Private eye P.J. is reluctant when he gets a new job: he shall protect Maureen Preble, mistress of millionaire Orbeson, mainly from attacks by his wife and her greedy family. In truth ...
See full summary »
A man stumbles out of a car crash with no memory of what transpired. Everyone who he meets suggests that he is a ruthless man with an aggressive temper. Could he be deliberately blocking ... See full summary »
Private eye P.J. is reluctant when he gets a new job: he shall protect Maureen Preble, mistress of millionaire Orbeson, mainly from attacks by his wife and her greedy family. In truth Orbeson plans a deadly intrigue in which P.J. is to play a central part. Meanwhile P.J. falls in love with Maureen and Orbeson's money. Written by
Tom Zoerner <Tom.Zoerner@informatik.uni-erlangen.de>
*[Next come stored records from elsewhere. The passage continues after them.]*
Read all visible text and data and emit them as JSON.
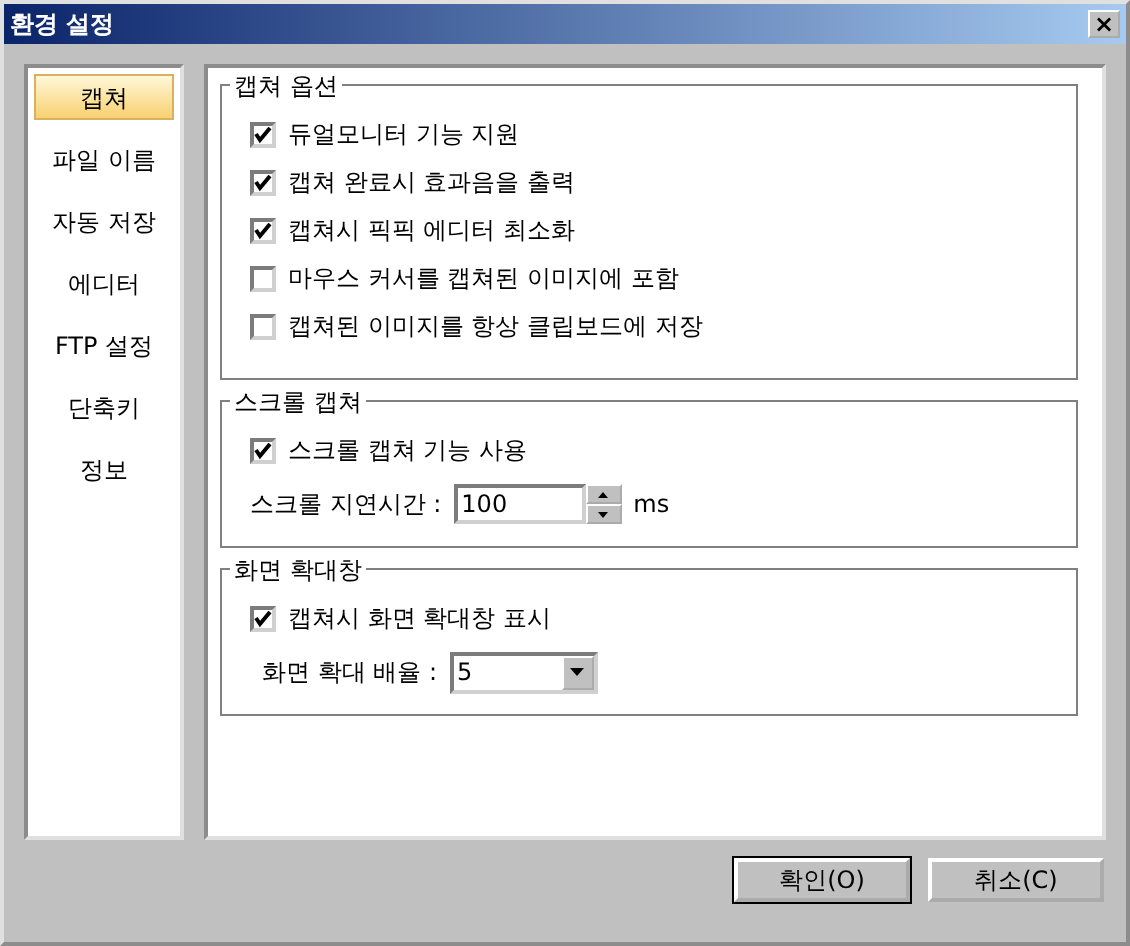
{
  "window": {
    "title": "환경 설정",
    "close": "×"
  },
  "sidebar": {
    "items": [
      {
        "label": "캡쳐",
        "selected": true
      },
      {
        "label": "파일 이름",
        "selected": false
      },
      {
        "label": "자동 저장",
        "selected": false
      },
      {
        "label": "에디터",
        "selected": false
      },
      {
        "label": "FTP 설정",
        "selected": false
      },
      {
        "label": "단축키",
        "selected": false
      },
      {
        "label": "정보",
        "selected": false
      }
    ]
  },
  "groups": [
    {
      "title": "캡쳐 옵션",
      "rows": [
        {
          "kind": "checkbox",
          "label": "듀얼모니터 기능 지원",
          "checked": true
        },
        {
          "kind": "checkbox",
          "label": "캡쳐 완료시 효과음을 출력",
          "checked": true
        },
        {
          "kind": "checkbox",
          "label": "캡쳐시 픽픽 에디터 최소화",
          "checked": true
        },
        {
          "kind": "checkbox",
          "label": "마우스 커서를 캡쳐된 이미지에 포함",
          "checked": false
        },
        {
          "kind": "checkbox",
          "label": "캡쳐된 이미지를 항상 클립보드에 저장",
          "checked": false
        }
      ]
    },
    {
      "title": "스크롤 캡쳐",
      "rows": [
        {
          "kind": "checkbox",
          "label": "스크롤 캡쳐 기능 사용",
          "checked": true
        },
        {
          "kind": "spin",
          "label": "스크롤 지연시간 :",
          "value": "100",
          "unit": "ms"
        }
      ]
    },
    {
      "title": "화면 확대창",
      "rows": [
        {
          "kind": "checkbox",
          "label": "캡쳐시 화면 확대창 표시",
          "checked": true
        },
        {
          "kind": "combo",
          "label": "화면 확대 배율 :",
          "value": "5"
        }
      ]
    }
  ],
  "buttons": [
    "확인(O)",
    "취소(C)"
  ]
}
In the film's original opening credit sequence, when Thorson (Ken Lynch) and his two henchmen approach a hotel room from the outside, the doorknob is on the left side. In a close-up shot when the door is being smashed down, the doorknob on the right side. See more »
If you've only seen PJ on Television, you haven't really seen it. In the late 60s, censorship was temporarily relaxed: Ratings were "G" for Nothing Offensive, and "M" in case there was anything objectionable. With the wisdom of their breed, Studio execs quickly realized they should try to get away with as much as possible, and films like GUNN, DEADLIER THAN THE MALE and NIGHT OF THE FOLLOWING DAY were filled with raunchy (for those days) sex and violence. However, with an eye to TV showing, the studio execs also had alternate scenes shot for these films and the resulting Tv showings were tepid at best. The movie version of PJ has a seamy, tasteless feel totally appropriate to a cheap Private Eye film.
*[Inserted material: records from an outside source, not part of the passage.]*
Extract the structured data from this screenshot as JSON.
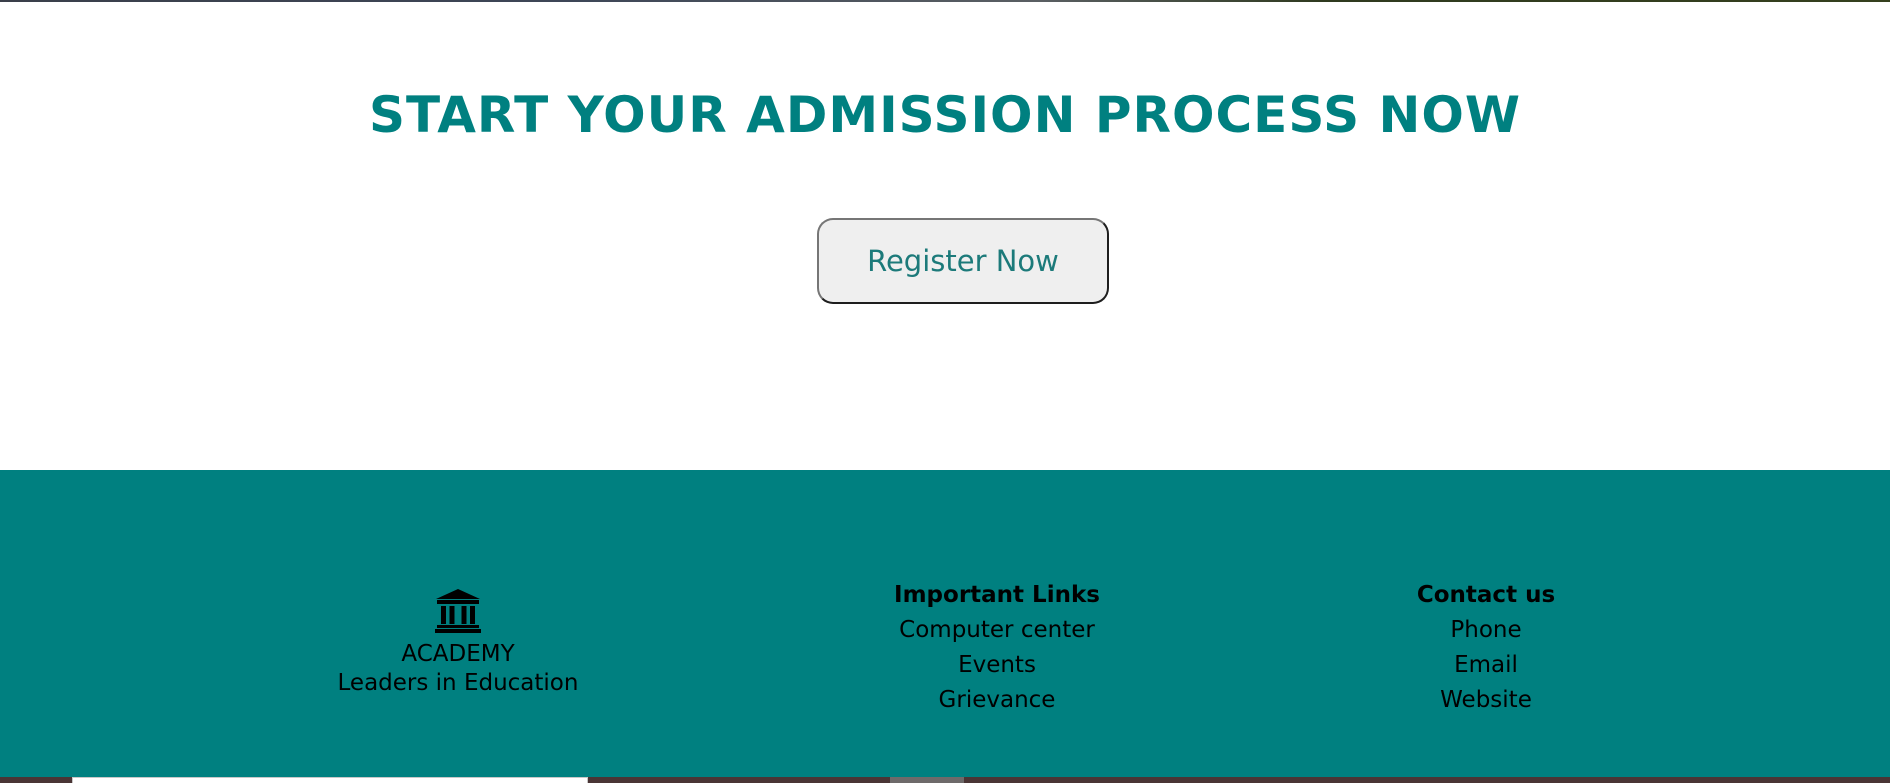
{
  "cta": {
    "title": "START YOUR ADMISSION PROCESS NOW",
    "register_label": "Register Now"
  },
  "footer": {
    "brand": {
      "icon": "bank-icon",
      "name": "ACADEMY",
      "tagline": "Leaders in Education"
    },
    "important_links": {
      "heading": "Important Links",
      "items": [
        "Computer center",
        "Events",
        "Grievance"
      ]
    },
    "contact": {
      "heading": "Contact us",
      "items": [
        "Phone",
        "Email",
        "Website"
      ]
    }
  },
  "colors": {
    "accent": "#008080",
    "button_bg": "#efefef",
    "footer_text": "#000000"
  }
}
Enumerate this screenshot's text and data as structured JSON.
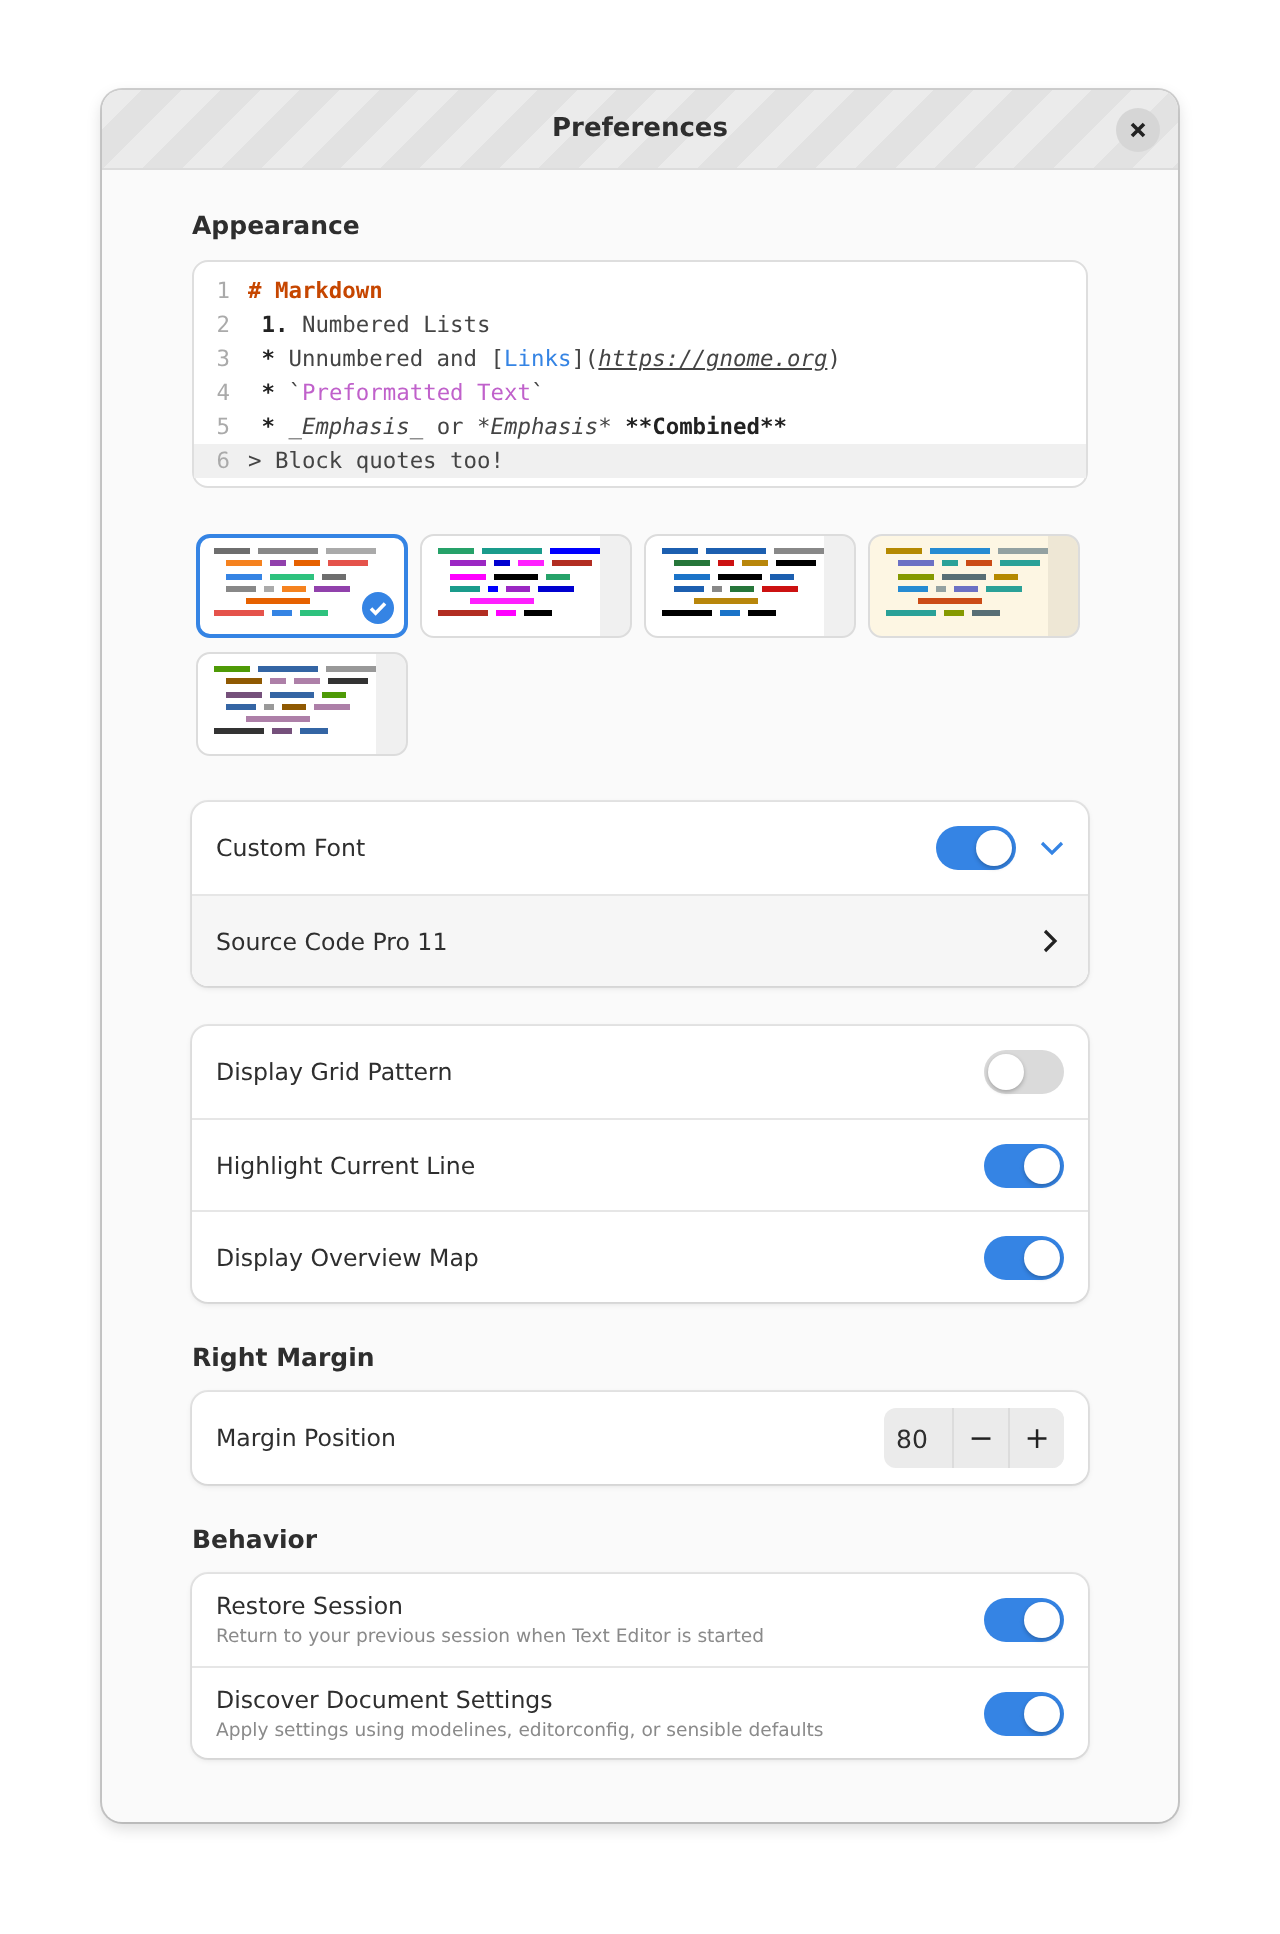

7 of 7 people found this review helpful.
Was this review helpful to you?